◆ **INPUT DATA**

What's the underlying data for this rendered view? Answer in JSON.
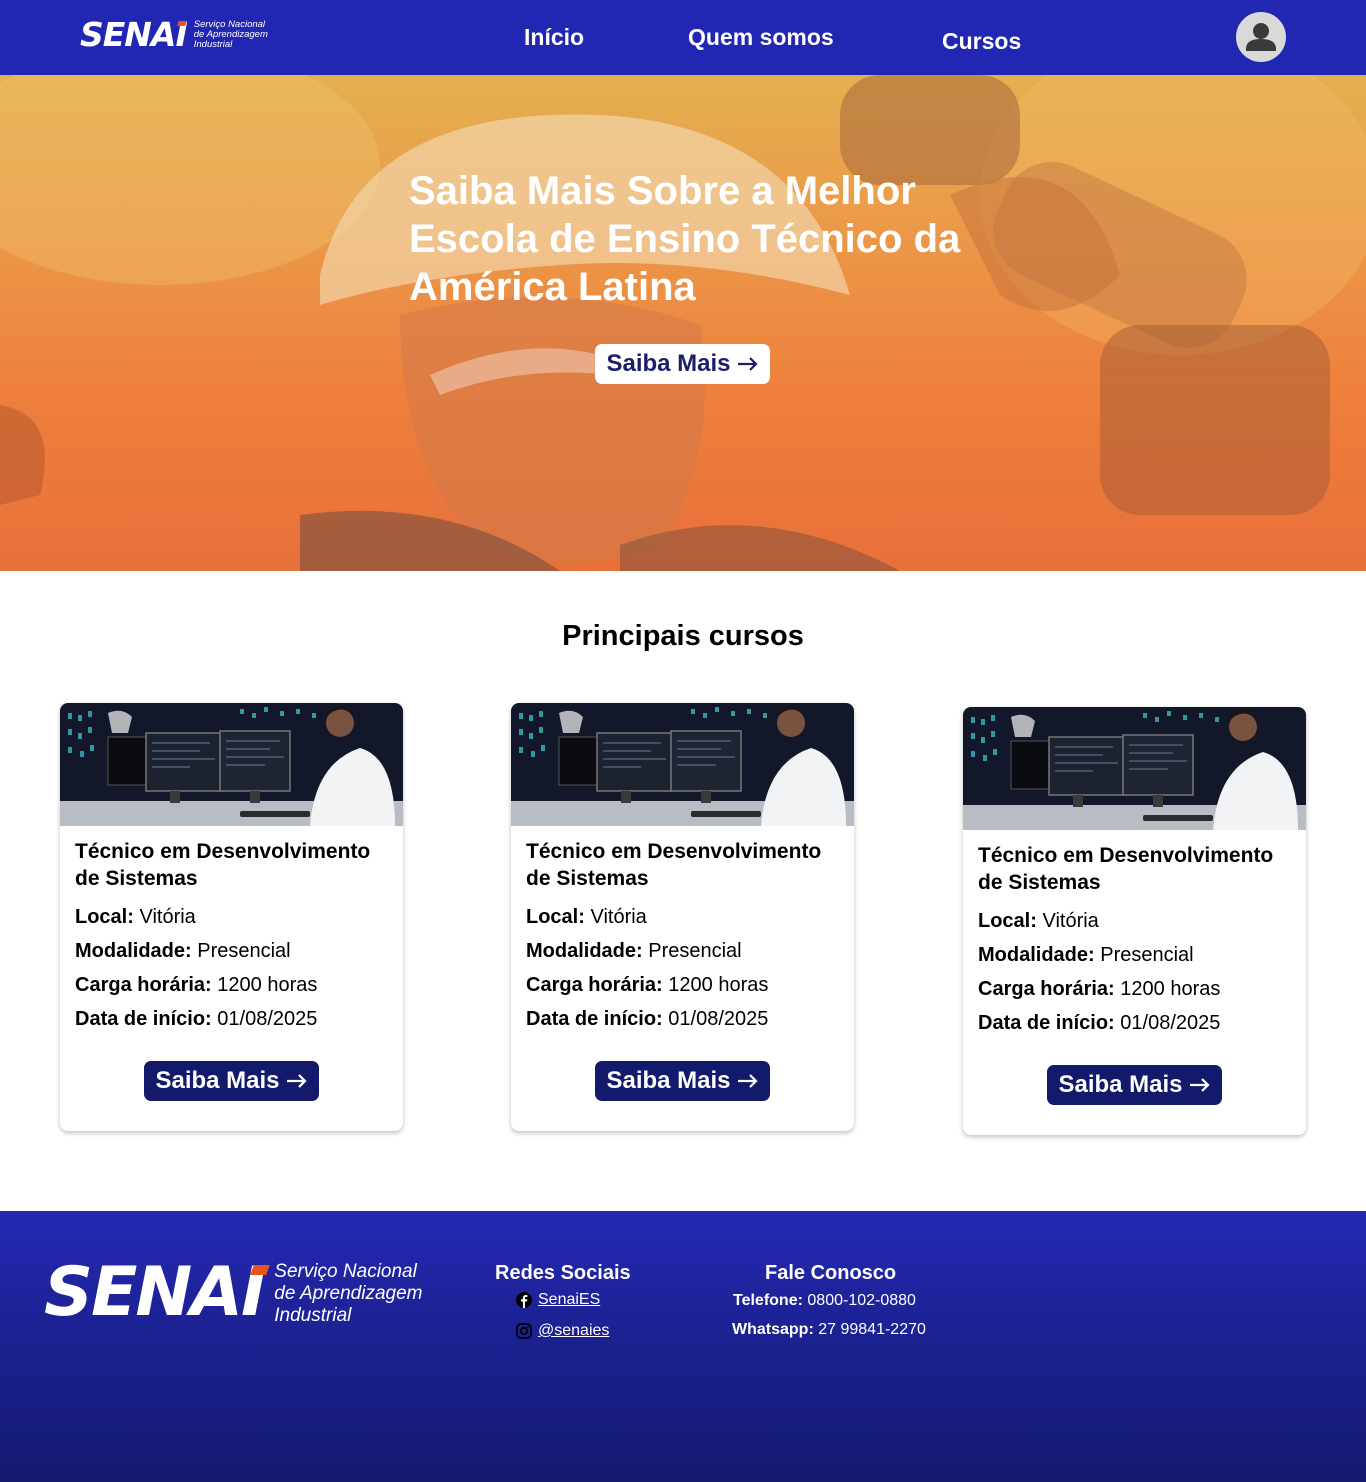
{
  "header": {
    "logo": {
      "word": "SENAI",
      "tagline": [
        "Serviço Nacional",
        "de Aprendizagem",
        "Industrial"
      ]
    },
    "nav": [
      "Início",
      "Quem somos",
      "Cursos"
    ],
    "colors": {
      "header_bg": "#2227b3",
      "logo_accent": "#e8541c"
    }
  },
  "hero": {
    "title": "Saiba Mais Sobre a Melhor Escola de Ensino Técnico da América Latina",
    "button": "Saiba Mais",
    "button_icon": "arrow-right-icon"
  },
  "courses": {
    "title": "Principais cursos",
    "labels": {
      "local": "Local:",
      "modalidade": "Modalidade:",
      "carga": "Carga horária:",
      "inicio": "Data de início:"
    },
    "items": [
      {
        "title": "Técnico em Desenvolvimento de Sistemas",
        "local": "Vitória",
        "modalidade": "Presencial",
        "carga": "1200 horas",
        "inicio": "01/08/2025",
        "button": "Saiba Mais"
      },
      {
        "title": "Técnico em Desenvolvimento de Sistemas",
        "local": "Vitória",
        "modalidade": "Presencial",
        "carga": "1200 horas",
        "inicio": "01/08/2025",
        "button": "Saiba Mais"
      },
      {
        "title": "Técnico em Desenvolvimento de Sistemas",
        "local": "Vitória",
        "modalidade": "Presencial",
        "carga": "1200 horas",
        "inicio": "01/08/2025",
        "button": "Saiba Mais"
      }
    ]
  },
  "footer": {
    "logo": {
      "word": "SENAI",
      "tagline": [
        "Serviço Nacional",
        "de Aprendizagem",
        "Industrial"
      ]
    },
    "social": {
      "title": "Redes Sociais",
      "links": [
        {
          "icon": "facebook-icon",
          "label": "SenaiES"
        },
        {
          "icon": "instagram-icon",
          "label": "@senaies"
        }
      ]
    },
    "contact": {
      "title": "Fale Conosco",
      "phone_label": "Telefone:",
      "phone": "0800-102-0880",
      "whatsapp_label": "Whatsapp:",
      "whatsapp": "27 99841-2270"
    }
  }
}
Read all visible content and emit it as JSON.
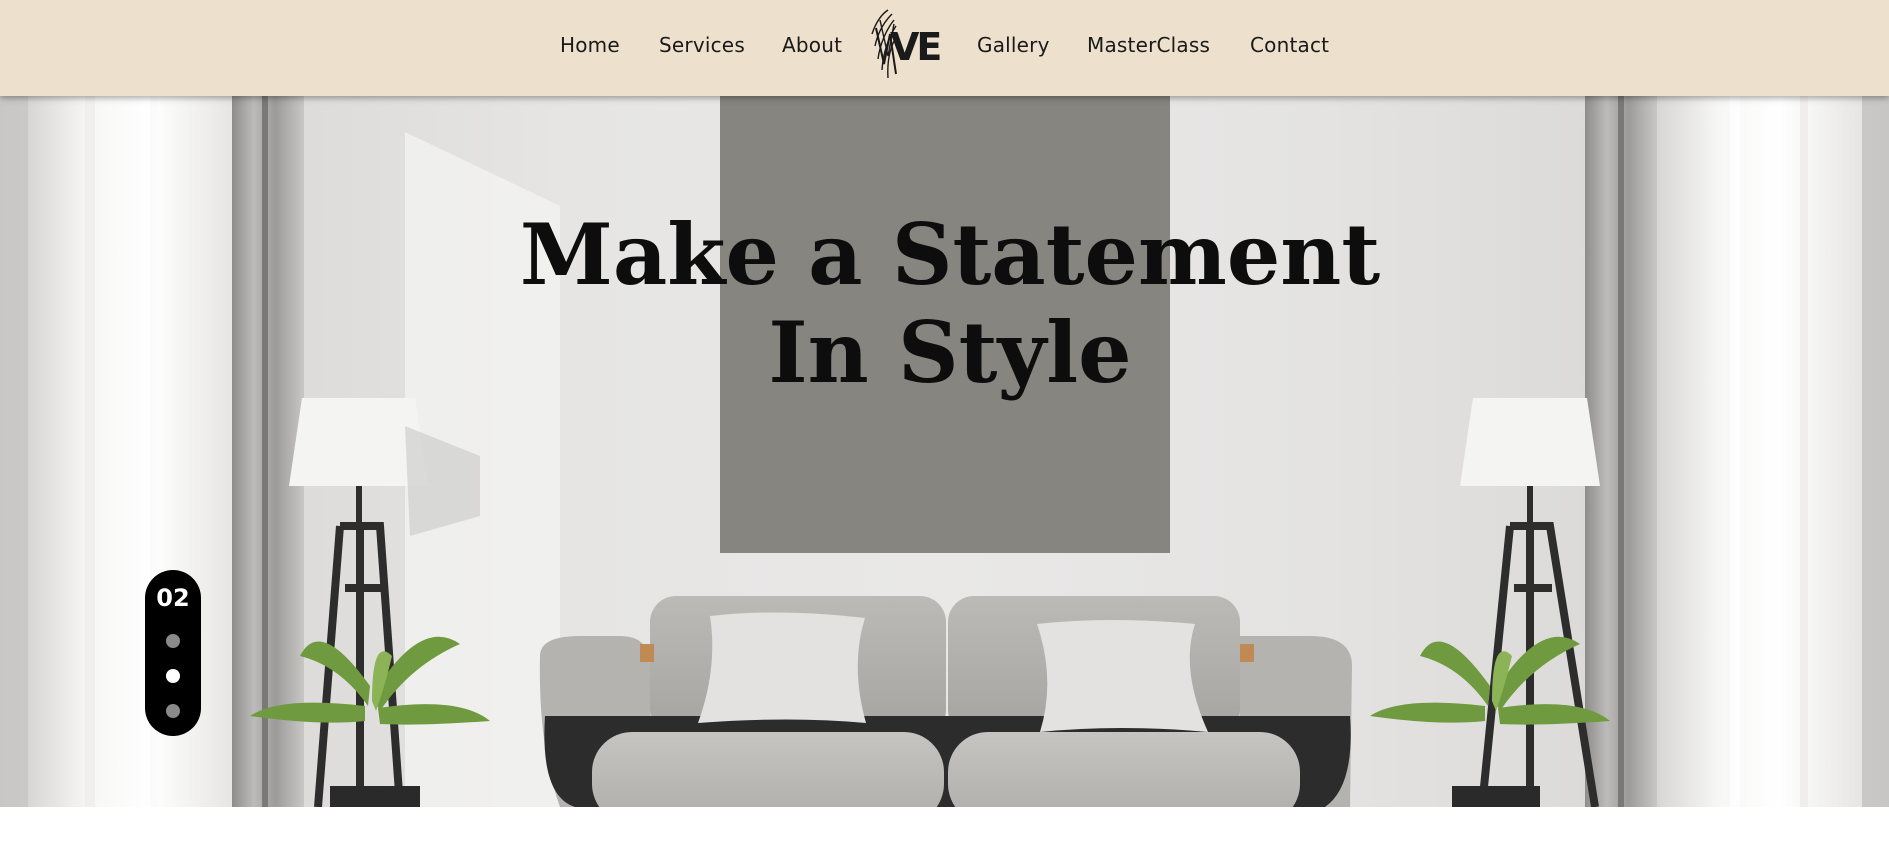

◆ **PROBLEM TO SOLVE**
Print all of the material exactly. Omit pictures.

◆ **EXERCISE OUTPUT**
What's the underlying data for this rendered view? Answer in JSON.
{
  "header": {
    "logo": {
      "word": "SENAI",
      "tagline": [
        "Serviço Nacional",
        "de Aprendizagem",
        "Industrial"
      ]
    },
    "nav": [
      "Início",
      "Quem somos",
      "Cursos"
    ],
    "colors": {
      "header_bg": "#2227b3",
      "logo_accent": "#e8541c"
    }
  },
  "hero": {
    "title": "Saiba Mais Sobre a Melhor Escola de Ensino Técnico da América Latina",
    "button": "Saiba Mais",
    "button_icon": "arrow-right-icon"
  },
  "courses": {
    "title": "Principais cursos",
    "labels": {
      "local": "Local:",
      "modalidade": "Modalidade:",
      "carga": "Carga horária:",
      "inicio": "Data de início:"
    },
    "items": [
      {
        "title": "Técnico em Desenvolvimento de Sistemas",
        "local": "Vitória",
        "modalidade": "Presencial",
        "carga": "1200 horas",
        "inicio": "01/08/2025",
        "button": "Saiba Mais"
      },
      {
        "title": "Técnico em Desenvolvimento de Sistemas",
        "local": "Vitória",
        "modalidade": "Presencial",
        "carga": "1200 horas",
        "inicio": "01/08/2025",
        "button": "Saiba Mais"
      },
      {
        "title": "Técnico em Desenvolvimento de Sistemas",
        "local": "Vitória",
        "modalidade": "Presencial",
        "carga": "1200 horas",
        "inicio": "01/08/2025",
        "button": "Saiba Mais"
      }
    ]
  },
  "footer": {
    "logo": {
      "word": "SENAI",
      "tagline": [
        "Serviço Nacional",
        "de Aprendizagem",
        "Industrial"
      ]
    },
    "social": {
      "title": "Redes Sociais",
      "links": [
        {
          "icon": "facebook-icon",
          "label": "SenaiES"
        },
        {
          "icon": "instagram-icon",
          "label": "@senaies"
        }
      ]
    },
    "contact": {
      "title": "Fale Conosco",
      "phone_label": "Telefone:",
      "phone": "0800-102-0880",
      "whatsapp_label": "Whatsapp:",
      "whatsapp": "27 99841-2270"
    }
  }
}
Read all visible content and emit it as JSON.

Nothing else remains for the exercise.